> **Requirement**: Find how many lines of the records below contain the word "views" and write that number by itself.

--- START ---

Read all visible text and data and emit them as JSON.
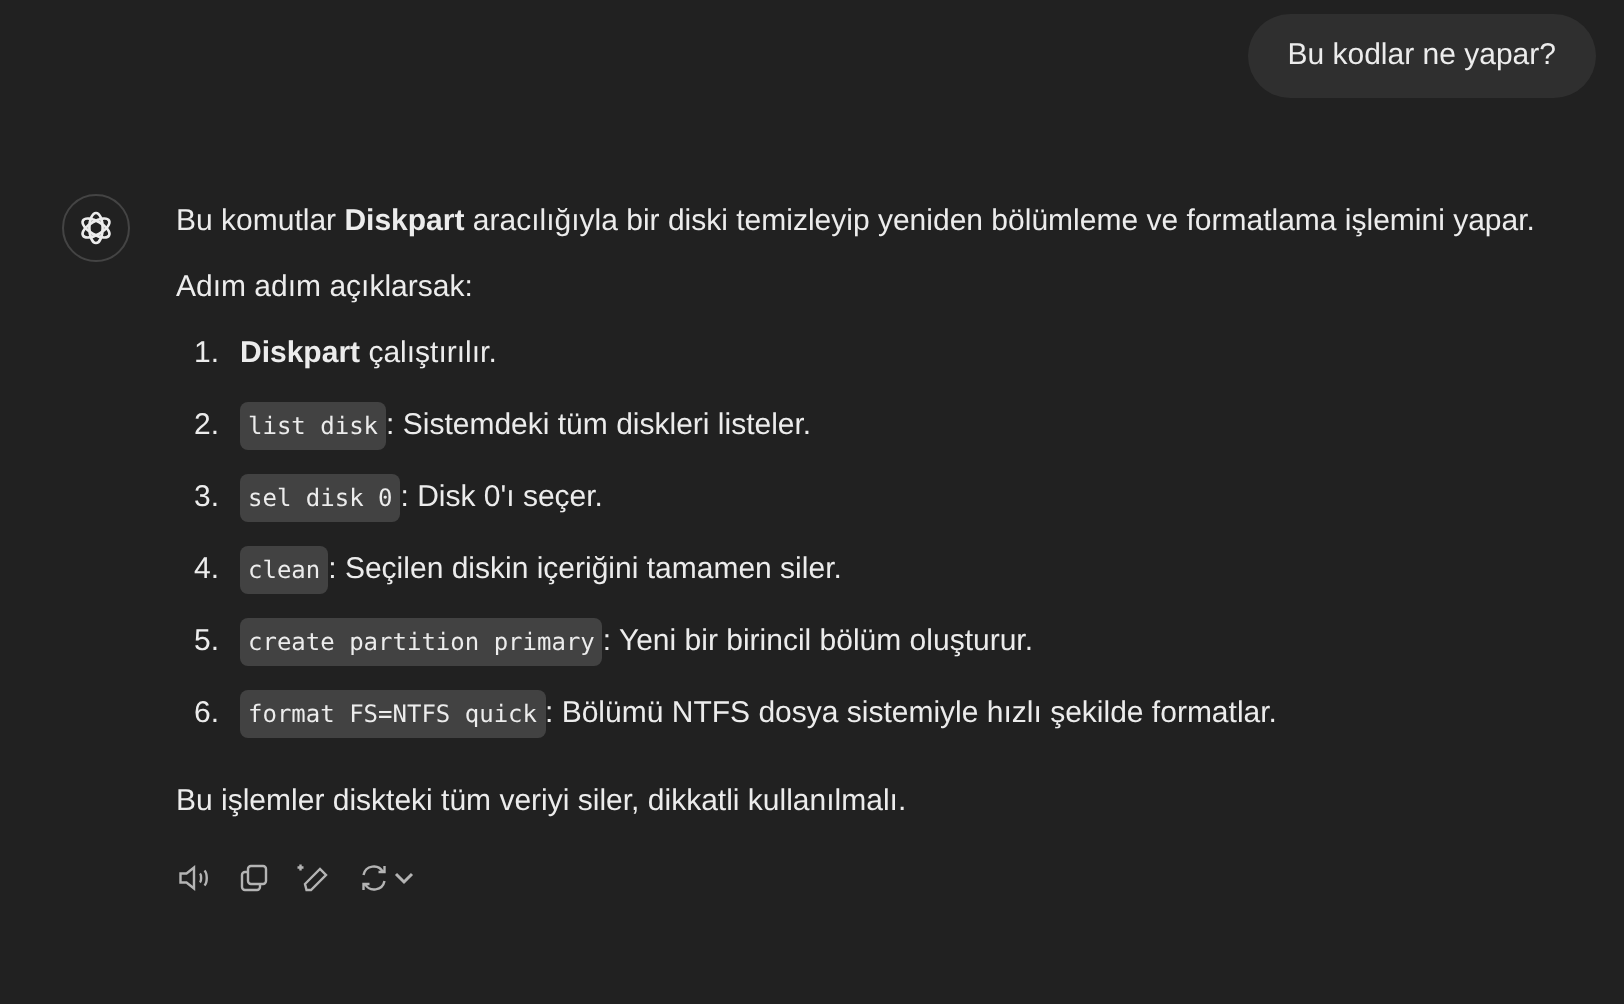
{
  "user_message": {
    "text": "Bu kodlar ne yapar?"
  },
  "assistant_message": {
    "intro": "Bu komutlar **Diskpart** aracılığıyla bir diski temizleyip yeniden bölümleme ve formatlama işlemini yapar. Adım adım açıklarsak:",
    "steps": [
      {
        "number": "1.",
        "text": "**Diskpart** çalıştırılır."
      },
      {
        "number": "2.",
        "code": "list disk",
        "text": ": Sistemdeki tüm diskleri listeler."
      },
      {
        "number": "3.",
        "code": "sel disk 0",
        "text": ": Disk 0'ı seçer."
      },
      {
        "number": "4.",
        "code": "clean",
        "text": ": Seçilen diskin içeriğini tamamen siler."
      },
      {
        "number": "5.",
        "code": "create partition primary",
        "text": ": Yeni bir birincil bölüm oluşturur."
      },
      {
        "number": "6.",
        "code": "format FS=NTFS quick",
        "text": ": Bölümü NTFS dosya sistemiyle hızlı şekilde formatlar."
      }
    ],
    "closing": "Bu işlemler diskteki tüm veriyi siler, dikkatli kullanılmalı."
  }
}
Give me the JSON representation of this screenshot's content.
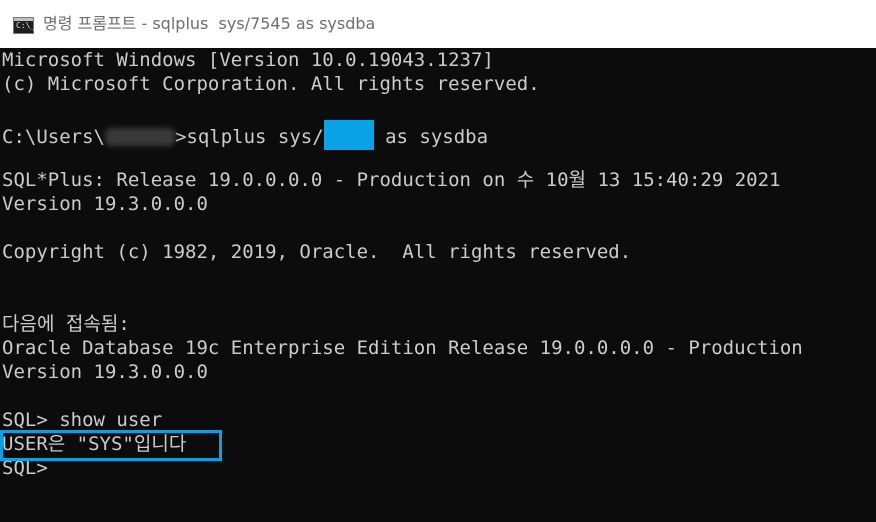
{
  "window": {
    "title": "명령 프롬프트 - sqlplus  sys/7545 as sysdba",
    "icon": "cmd-icon",
    "icon_glyph": "C:\\_"
  },
  "console": {
    "lines": [
      "Microsoft Windows [Version 10.0.19043.1237]",
      "(c) Microsoft Corporation. All rights reserved.",
      "",
      "",
      "SQL*Plus: Release 19.0.0.0.0 - Production on 수 10월 13 15:40:29 2021",
      "Version 19.3.0.0.0",
      "",
      "Copyright (c) 1982, 2019, Oracle.  All rights reserved.",
      "",
      "",
      "다음에 접속됨:",
      "Oracle Database 19c Enterprise Edition Release 19.0.0.0.0 - Production",
      "Version 19.3.0.0.0",
      "",
      "SQL> show user",
      "USER은 \"SYS\"입니다",
      "SQL>"
    ],
    "command": {
      "prefix": "C:\\Users\\",
      "prompt_suffix": ">sqlplus sys/",
      "suffix": " as sysdba"
    }
  },
  "colors": {
    "console_bg": "#0c0c0c",
    "console_text": "#cccccc",
    "highlight_border": "#149cde",
    "mask_fill": "#0aa3e5"
  }
}
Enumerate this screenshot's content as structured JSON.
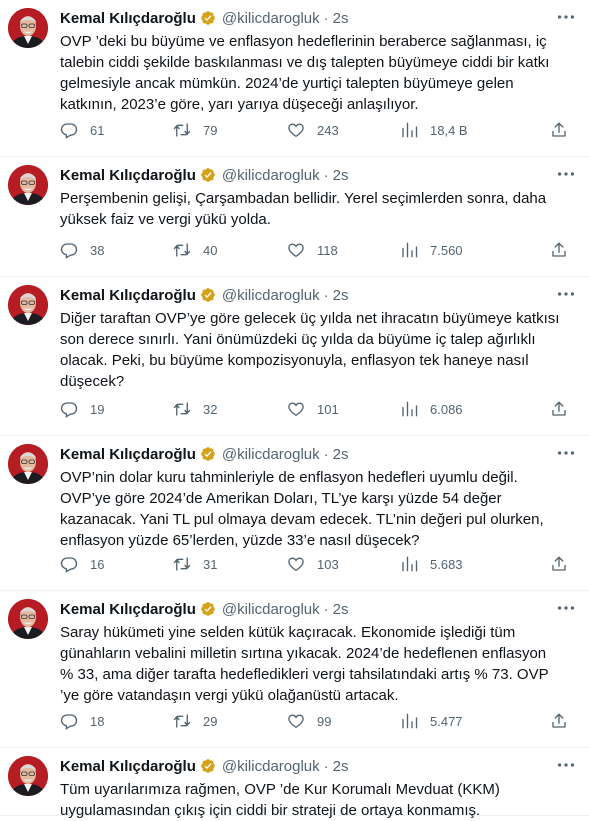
{
  "icons": {
    "verified": "verified-badge-icon",
    "more": "more-options-icon",
    "reply": "reply-icon",
    "retweet": "retweet-icon",
    "like": "like-icon",
    "views": "views-icon",
    "share": "share-icon"
  },
  "colors": {
    "verified_gold": "#d4a21b",
    "muted": "#536471",
    "text": "#0f1419"
  },
  "tweets": [
    {
      "name": "Kemal Kılıçdaroğlu",
      "handle": "@kilicdarogluk",
      "dot": "·",
      "time": "2s",
      "text": "OVP ’deki bu büyüme ve enflasyon hedeflerinin beraberce sağlanması, iç\ntalebin ciddi şekilde baskılanması ve dış talepten büyümeye ciddi bir katkı\ngelmesiyle ancak mümkün. 2024’de yurtiçi talepten büyümeye gelen\nkatkının, 2023’e göre, yarı yarıya düşeceği anlaşılıyor.",
      "replies": "61",
      "retweets": "79",
      "likes": "243",
      "views": "18,4 B"
    },
    {
      "name": "Kemal Kılıçdaroğlu",
      "handle": "@kilicdarogluk",
      "dot": "·",
      "time": "2s",
      "text": "Perşembenin gelişi, Çarşambadan bellidir. Yerel seçimlerden sonra, daha\nyüksek faiz ve vergi yükü yolda.",
      "replies": "38",
      "retweets": "40",
      "likes": "118",
      "views": "7.560"
    },
    {
      "name": "Kemal Kılıçdaroğlu",
      "handle": "@kilicdarogluk",
      "dot": "·",
      "time": "2s",
      "text": "Diğer taraftan OVP’ye göre gelecek üç yılda net ihracatın büyümeye katkısı\nson derece sınırlı. Yani önümüzdeki üç yılda da büyüme iç talep ağırlıklı\nolacak. Peki, bu büyüme kompozisyonuyla, enflasyon tek haneye nasıl\ndüşecek?",
      "replies": "19",
      "retweets": "32",
      "likes": "101",
      "views": "6.086"
    },
    {
      "name": "Kemal Kılıçdaroğlu",
      "handle": "@kilicdarogluk",
      "dot": "·",
      "time": "2s",
      "text": "OVP’nin dolar kuru tahminleriyle de enflasyon hedefleri uyumlu değil.\nOVP’ye göre 2024’de Amerikan Doları, TL’ye karşı yüzde 54 değer\nkazanacak. Yani TL pul olmaya devam edecek. TL’nin değeri pul olurken,\nenflasyon yüzde 65’lerden, yüzde 33’e nasıl düşecek?",
      "replies": "16",
      "retweets": "31",
      "likes": "103",
      "views": "5.683"
    },
    {
      "name": "Kemal Kılıçdaroğlu",
      "handle": "@kilicdarogluk",
      "dot": "·",
      "time": "2s",
      "text": "Saray hükümeti yine selden kütük kaçıracak. Ekonomide işlediği tüm\ngünahların vebalini milletin sırtına yıkacak. 2024’de hedeflenen enflasyon\n% 33, ama diğer tarafta hedefledikleri vergi tahsilatındaki artış % 73. OVP\n’ye göre vatandaşın vergi yükü olağanüstü artacak.",
      "replies": "18",
      "retweets": "29",
      "likes": "99",
      "views": "5.477"
    },
    {
      "name": "Kemal Kılıçdaroğlu",
      "handle": "@kilicdarogluk",
      "dot": "·",
      "time": "2s",
      "text": "Tüm uyarılarımıza rağmen, OVP ’de Kur Korumalı Mevduat (KKM)\nuygulamasından çıkış için ciddi bir strateji de ortaya konmamış."
    }
  ]
}
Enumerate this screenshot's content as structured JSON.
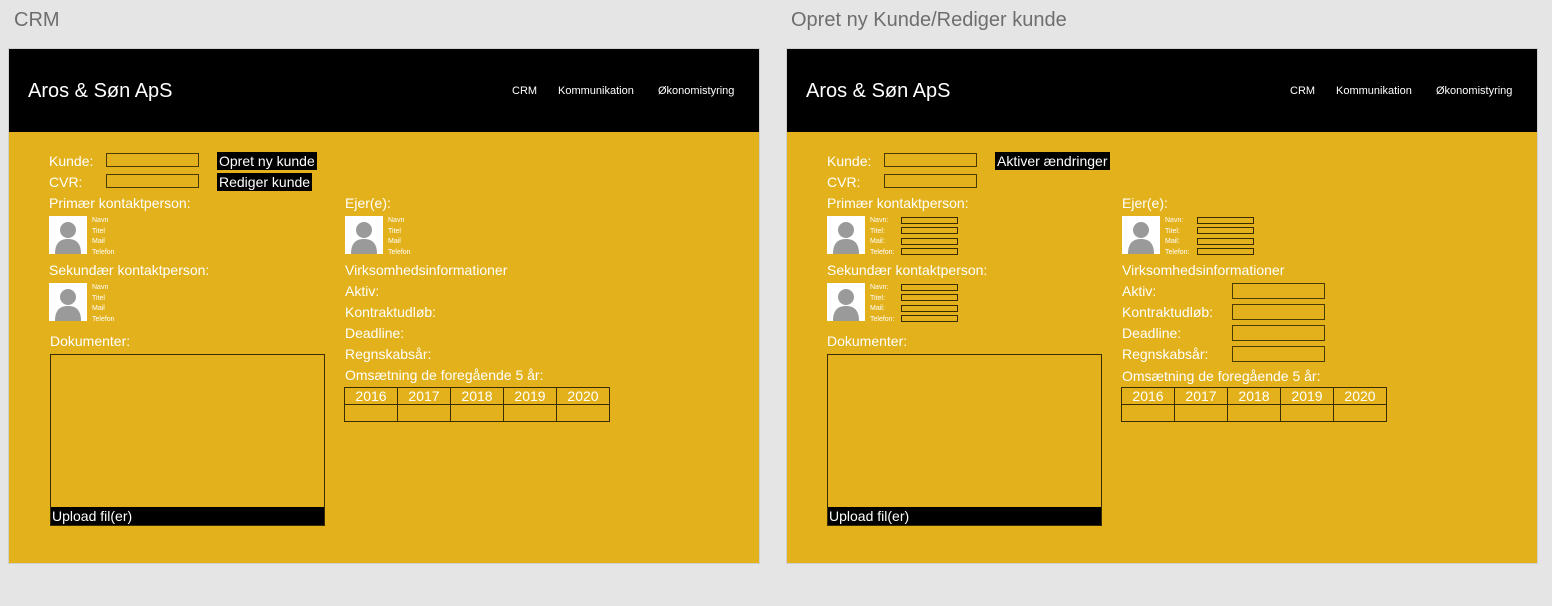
{
  "frames": [
    {
      "frame_title": "CRM",
      "brand": "Aros & Søn ApS",
      "nav": [
        "CRM",
        "Kommunikation",
        "Økonomistyring"
      ],
      "kunde_label": "Kunde:",
      "cvr_label": "CVR:",
      "buttons": {
        "primary": "Opret ny kunde",
        "secondary": "Rediger kunde"
      },
      "primary_contact_label": "Primær kontaktperson:",
      "secondary_contact_label": "Sekundær kontaktperson:",
      "owner_label": "Ejer(e):",
      "contact_fields": [
        "Navn",
        "Titel",
        "Mail",
        "Telefon"
      ],
      "company_info_label": "Virksomhedsinformationer",
      "info_fields": [
        "Aktiv:",
        "Kontraktudløb:",
        "Deadline:",
        "Regnskabsår:"
      ],
      "revenue_label": "Omsætning de foregående 5 år:",
      "years": [
        "2016",
        "2017",
        "2018",
        "2019",
        "2020"
      ],
      "documents_label": "Dokumenter:",
      "upload_label": "Upload fil(er)"
    },
    {
      "frame_title": "Opret ny Kunde/Rediger kunde",
      "brand": "Aros & Søn ApS",
      "nav": [
        "CRM",
        "Kommunikation",
        "Økonomistyring"
      ],
      "kunde_label": "Kunde:",
      "cvr_label": "CVR:",
      "buttons": {
        "primary": "Aktiver ændringer"
      },
      "primary_contact_label": "Primær kontaktperson:",
      "secondary_contact_label": "Sekundær kontaktperson:",
      "owner_label": "Ejer(e):",
      "contact_fields": [
        "Navn:",
        "Titel:",
        "Mail:",
        "Telefon:"
      ],
      "company_info_label": "Virksomhedsinformationer",
      "info_fields": [
        "Aktiv:",
        "Kontraktudløb:",
        "Deadline:",
        "Regnskabsår:"
      ],
      "revenue_label": "Omsætning de foregående 5 år:",
      "years": [
        "2016",
        "2017",
        "2018",
        "2019",
        "2020"
      ],
      "documents_label": "Dokumenter:",
      "upload_label": "Upload fil(er)"
    }
  ]
}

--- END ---

> **Written solution**: 6